TORONTO (CP) - Bank of Montreal (TSX:BMO) has turned out a stronger second-quarter profit of $800 million, up about seven per cent from a year earlier on the back of lower domestic loan losses.
The results from the bank, the first of the big Canadian financial institutions to report its earnings for the quarter, surpassed analyst expectations, but growth was muted in most divisions and included a decrease in profits in a number of areas.
BMO said its earnings were equivalent to $1.34 per share, above the $745 million or $1.26 per share in profit it reported a year ago.
Adjusted earnings were $1.35 per share, four cents ahead of analyst expectations collected by Thomson Reuters.
Provisions for credit losses were $145 million, a decrease of $104 million, as a lower number of its clients missed loan payments.
"We continue to see the benefit from investments in customer experience contributing to top-line growth and customer loyalty," said president and CEO Bill Downe.
"As we see the signs of a business-led recovery in both Canada and the United States, we believe that banks like ours have a unique institutional responsibility to play in that recovery."
Quarterly revenue increased to $3.21 billion, below expectations of $3.25 billion but ahead of the $3.04 billion reported a year earlier.
In its Canadian personal and commercial banking division, BMO reported a profit increase of 1.7 per cent to $401 million from $394 million.
The U.S. division posted US$43 million in profit, down 2.8 per cent from $45 million on higher loan losses.
"Our consistent approach to lending, in good times and more challenging times, continues to pay off with ongoing strength in (Canadian personal and commercial loans) balances and market share, while maintaining our disciplined approach to risk management," Downe added.
Insurance profits slipped to $1 million from $43 million, affected by an after-tax charge of $47 million on higher claims from its reinsurance business due to the earthquakes in New Zealand and Japan.
The bank kept its quarterly dividend steady at 70 cents per share.
In its capital markets division, profits slipped 9.4 per cent to $235 million, affected by lower trading revenues.
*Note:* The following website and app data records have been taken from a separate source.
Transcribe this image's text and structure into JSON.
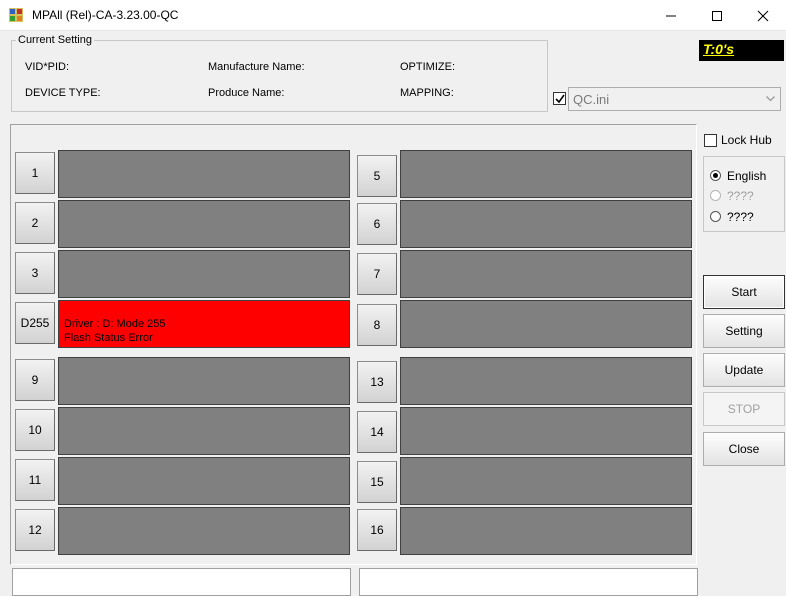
{
  "window": {
    "title": "MPAll (Rel)-CA-3.23.00-QC"
  },
  "current_setting": {
    "legend": "Current Setting",
    "vid_pid_label": "VID*PID:",
    "manufacture_name_label": "Manufacture Name:",
    "optimize_label": "OPTIMIZE:",
    "device_type_label": "DEVICE TYPE:",
    "produce_name_label": "Produce Name:",
    "mapping_label": "MAPPING:"
  },
  "timer": {
    "text": "T:0's",
    "color": "#ffff00",
    "background": "#000000"
  },
  "config": {
    "enabled": true,
    "file": "QC.ini"
  },
  "lock_hub": {
    "label": "Lock Hub",
    "checked": false
  },
  "language": {
    "options": [
      {
        "label": "English",
        "selected": true,
        "enabled": true
      },
      {
        "label": "????",
        "selected": false,
        "enabled": false
      },
      {
        "label": "????",
        "selected": false,
        "enabled": true
      }
    ]
  },
  "buttons": {
    "start": "Start",
    "setting": "Setting",
    "update": "Update",
    "stop": "STOP",
    "close": "Close"
  },
  "ports": [
    {
      "label": "1",
      "line1": "",
      "line2": "",
      "state": "idle"
    },
    {
      "label": "2",
      "line1": "",
      "line2": "",
      "state": "idle"
    },
    {
      "label": "3",
      "line1": "",
      "line2": "",
      "state": "idle"
    },
    {
      "label": "D255",
      "line1": "Driver : D: Mode 255",
      "line2": "Flash Status Error",
      "state": "error"
    },
    {
      "label": "9",
      "line1": "",
      "line2": "",
      "state": "idle"
    },
    {
      "label": "10",
      "line1": "",
      "line2": "",
      "state": "idle"
    },
    {
      "label": "11",
      "line1": "",
      "line2": "",
      "state": "idle"
    },
    {
      "label": "12",
      "line1": "",
      "line2": "",
      "state": "idle"
    },
    {
      "label": "5",
      "line1": "",
      "line2": "",
      "state": "idle"
    },
    {
      "label": "6",
      "line1": "",
      "line2": "",
      "state": "idle"
    },
    {
      "label": "7",
      "line1": "",
      "line2": "",
      "state": "idle"
    },
    {
      "label": "8",
      "line1": "",
      "line2": "",
      "state": "idle"
    },
    {
      "label": "13",
      "line1": "",
      "line2": "",
      "state": "idle"
    },
    {
      "label": "14",
      "line1": "",
      "line2": "",
      "state": "idle"
    },
    {
      "label": "15",
      "line1": "",
      "line2": "",
      "state": "idle"
    },
    {
      "label": "16",
      "line1": "",
      "line2": "",
      "state": "idle"
    }
  ],
  "colors": {
    "idle_status": "#808080",
    "error_status": "#ff0000"
  }
}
BMO noted that the division is experiencing higher merger and acquisition as well as debt underwriting activity this year.
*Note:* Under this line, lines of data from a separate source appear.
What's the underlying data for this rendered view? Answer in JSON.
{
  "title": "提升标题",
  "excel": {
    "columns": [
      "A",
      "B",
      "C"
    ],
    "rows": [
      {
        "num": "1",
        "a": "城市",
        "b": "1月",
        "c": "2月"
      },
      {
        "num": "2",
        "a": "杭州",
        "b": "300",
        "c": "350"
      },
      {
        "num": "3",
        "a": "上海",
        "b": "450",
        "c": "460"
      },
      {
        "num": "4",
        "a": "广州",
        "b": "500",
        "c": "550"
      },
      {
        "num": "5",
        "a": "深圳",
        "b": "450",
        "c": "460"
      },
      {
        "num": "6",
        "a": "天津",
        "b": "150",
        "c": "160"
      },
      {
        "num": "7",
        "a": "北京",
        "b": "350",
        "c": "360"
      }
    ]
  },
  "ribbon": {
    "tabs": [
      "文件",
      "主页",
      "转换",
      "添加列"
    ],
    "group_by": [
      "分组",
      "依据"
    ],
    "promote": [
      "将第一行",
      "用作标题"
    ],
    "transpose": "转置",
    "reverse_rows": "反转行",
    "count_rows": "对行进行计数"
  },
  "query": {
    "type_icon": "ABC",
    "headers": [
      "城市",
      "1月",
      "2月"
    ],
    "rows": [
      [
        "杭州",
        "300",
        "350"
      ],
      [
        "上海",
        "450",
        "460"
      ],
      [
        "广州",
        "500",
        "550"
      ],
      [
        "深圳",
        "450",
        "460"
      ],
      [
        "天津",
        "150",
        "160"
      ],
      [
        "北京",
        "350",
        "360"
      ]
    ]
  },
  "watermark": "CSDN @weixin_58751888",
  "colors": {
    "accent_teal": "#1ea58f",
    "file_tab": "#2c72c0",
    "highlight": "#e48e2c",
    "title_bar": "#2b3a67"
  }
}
Barclays Capital analyst John Aiken said he considered the quarterly results "solid," with high-quality earnings overall.
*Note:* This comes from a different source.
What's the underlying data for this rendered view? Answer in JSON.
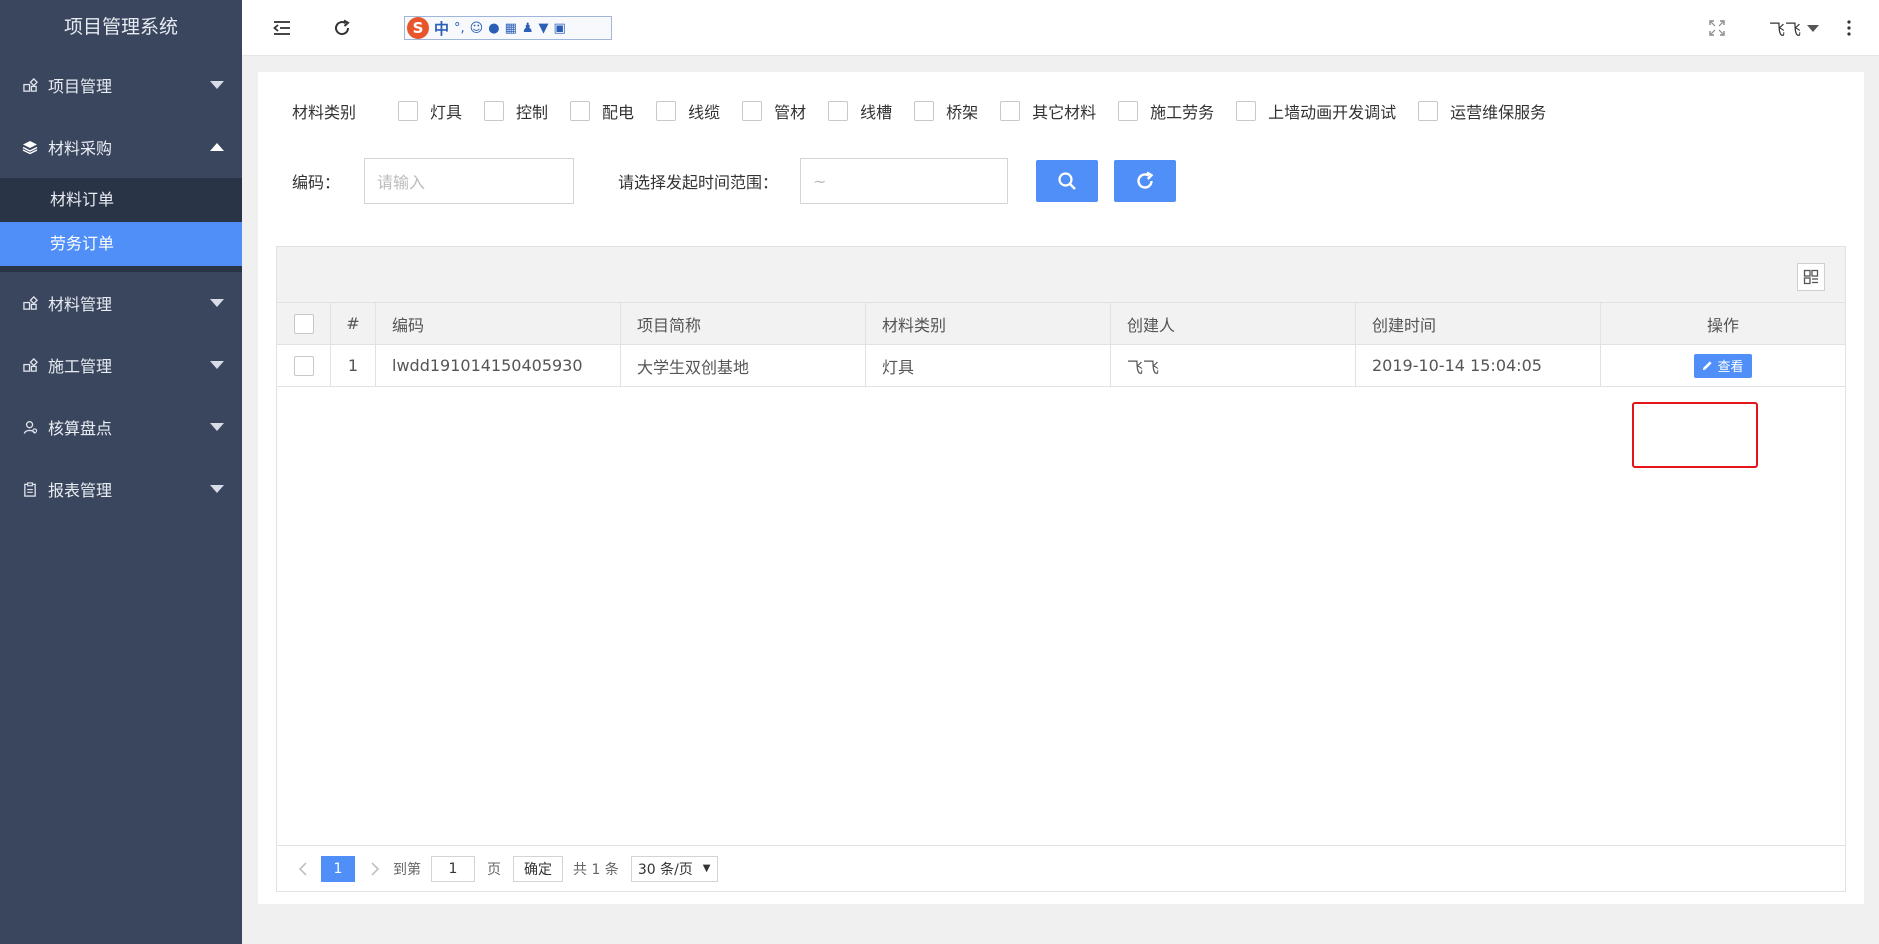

"Improving credit quality within Canada was much stronger than we had anticipated and led to the significantly lower provisions than we had forecast," he wrote in a note.
Aiken also said "BMO did show improvements in its U.S. credit, which could bode well for TD Bank and Royal Bank, and potentially Scotiabank, each of which have sizable credit portfolios south of the border."
Bank of Montreal has more than 38,000 employees across its North American operations, which include retail banking, wealth management and investment banking, as well as its Chicago-based Harris Bank subsidiary.
Harris Bank has more than 300 branches in Illinois, Indiana and Wisconsin as well as locations in Arizona, California, Florida, Georgia, New York, New Jersey, Texas, Virginia and Washington.
Shares of BMO were up 38 cents at $61.88 in midday trading Wednesday on the Toronto Stock Exchange.